Spend some time renting a home in the area where you plan to buy acreage before you start seriously looking for land, suggests About.com. This helps you get familiar with the community and may help you find local land for sale.Continue Reading
Rural acreages are usually not inspected as thoroughly as city lots, so inspect the soil thoroughly, suggests Better Homes and Gardens. Ask others in the area about common problems with the land, and contact the Natural Resource Conservation Service for a soil survey. Consider having the property inspected by a geotechnical engineer for a more detailed report.
Understand what services are available before you buy, according to Living the Country Life. Trash pickup, Internet access and road maintenance may not be available in some rural areas. If the home uses a septic tank, have that inspected before you purchase it.
If you plan to keep livestock or have other planned uses for the land, check the zoning laws, recommends Living the Country Life. Even in rural areas, some places may restrict the amount or type of livestock you can keep or otherwise dictate how you can use the land.
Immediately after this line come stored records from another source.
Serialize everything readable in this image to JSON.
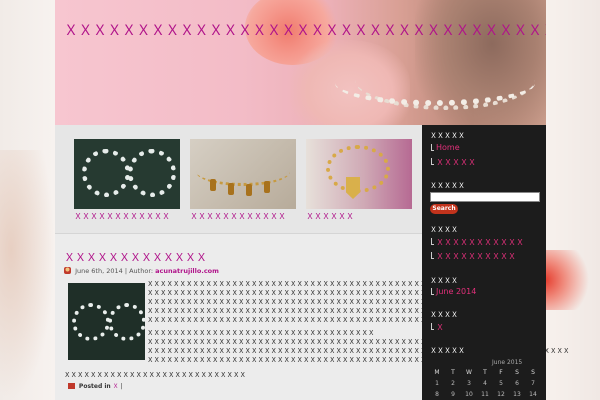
{
  "site": {
    "title": "ＸＸＸＸＸＸＸＸＸＸＸＸＸＸＸＸＸＸＸＸＸＸＸＸＸＸＸＸＸＸＸＸＸＸＸＸＸＸＸＸＸ"
  },
  "featured": [
    {
      "caption": "ＸＸＸＸＸＸＸＸＸＸＸＸ"
    },
    {
      "caption": "ＸＸＸＸＸＸＸＸＸＸＸＸ"
    },
    {
      "caption": "ＸＸＸＸＸＸ"
    }
  ],
  "post": {
    "title": "ＸＸＸＸＸＸＸＸＸＸＸＸＸ",
    "date": "June 6th, 2014",
    "author_label": "Author:",
    "author": "acunatrujillo.com",
    "paragraphs": [
      "ＸＸＸＸＸＸＸＸＸＸＸＸＸＸＸＸＸＸＸＸＸＸＸＸＸＸＸＸＸＸＸＸＸＸＸＸＸＸＸＸＸＸＸＸＸＸＸＸＸＸＸＸＸ",
      "ＸＸＸＸＸＸＸＸＸＸＸＸＸＸＸＸＸＸＸＸＸＸＸＸＸＸＸＸＸＸＸＸＸＸＸＸＸＸＸＸＸＸＸＸＸＸＸＸＸ",
      "ＸＸＸＸＸＸＸＸＸＸＸＸＸＸＸＸＸＸＸＸＸＸＸＸＸＸＸＸＸＸＸＸＸＸＸＸＸＸＸＸＸＸＸＸＸＸＸＸ",
      "ＸＸＸＸＸＸＸＸＸＸＸＸＸＸＸＸＸＸＸＸＸＸＸＸＸＸＸＸＸＸＸＸＸＸＸＸＸＸＸＸＸＸＸＸＸＸＸＸＸＸＸＸ",
      "ＸＸＸＸＸＸＸＸＸＸＸＸＸＸＸＸＸＸＸＸＸＸＸＸＸＸＸＸＸＸＸＸＸＸＸＸＸＸＸＸＸＸＸＸ",
      "ＸＸＸＸＸＸＸＸＸＸＸＸＸＸＸＸＸＸＸＸＸＸＸＸＸＸＸＸＸＸＸＸＸＸＸ",
      "ＸＸＸＸＸＸＸＸＸＸＸＸＸＸＸＸＸＸＸＸＸＸＸＸＸＸＸＸＸＸＸＸＸＸＸＸＸＸＸＸＸＸＸＸＸＸＸＸＸＸＸＸＸ",
      "ＸＸＸＸＸＸＸＸＸＸＸＸＸＸＸＸＸＸＸＸＸＸＸＸＸＸＸＸＸＸＸＸＸＸＸＸＸＸＸＸＸＸＸＸＸＸＸＸＸＸＸＸＸＸＸＸＸＸＸＸＸＸＸＸＸ",
      "ＸＸＸＸＸＸＸＸＸＸＸＸＸＸＸＸＸＸＸＸＸＸＸＸＸＸＸＸＸＸＸＸＸＸＸＸＸＸＸＸＸＸＸＸＸＸＸＸＸＸＸＸＸＸＸＸＸＸＸＸＸ"
    ],
    "tail": "ＸＸＸＸＸＸＸＸＸＸＸＸＸＸＸＸＸＸＸＸＸＸＸＸＸＸＸＸ",
    "posted_in": "Posted in",
    "category": "Ｘ",
    "separator": "|"
  },
  "sidebar": {
    "pages_title": "ＸＸＸＸＸ",
    "pages": [
      "Home",
      "ＸＸＸＸＸ"
    ],
    "search_title": "ＸＸＸＸＸ",
    "search_button": "Search",
    "categories_title": "ＸＸＸＸ",
    "categories": [
      "ＸＸＸＸＸＸＸＸＸＸＸ",
      "ＸＸＸＸＸＸＸＸＸＸ"
    ],
    "archives_title": "ＸＸＸＸ",
    "archives": [
      "June 2014"
    ],
    "meta_title": "ＸＸＸＸ",
    "meta": [
      "Ｘ"
    ],
    "calendar_title": "ＸＸＸＸＸ",
    "calendar": {
      "caption": "June 2015",
      "days": [
        "M",
        "T",
        "W",
        "T",
        "F",
        "S",
        "S"
      ],
      "rows": [
        [
          "1",
          "2",
          "3",
          "4",
          "5",
          "6",
          "7"
        ],
        [
          "8",
          "9",
          "10",
          "11",
          "12",
          "13",
          "14"
        ]
      ]
    }
  },
  "colors": {
    "link": "#b0148a",
    "sidebar_bg": "#1c1c1c",
    "accent_red": "#c2331c"
  }
}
Contact the local zoning commission and the Department of Natural Resources for help.Learn more about Finding a Home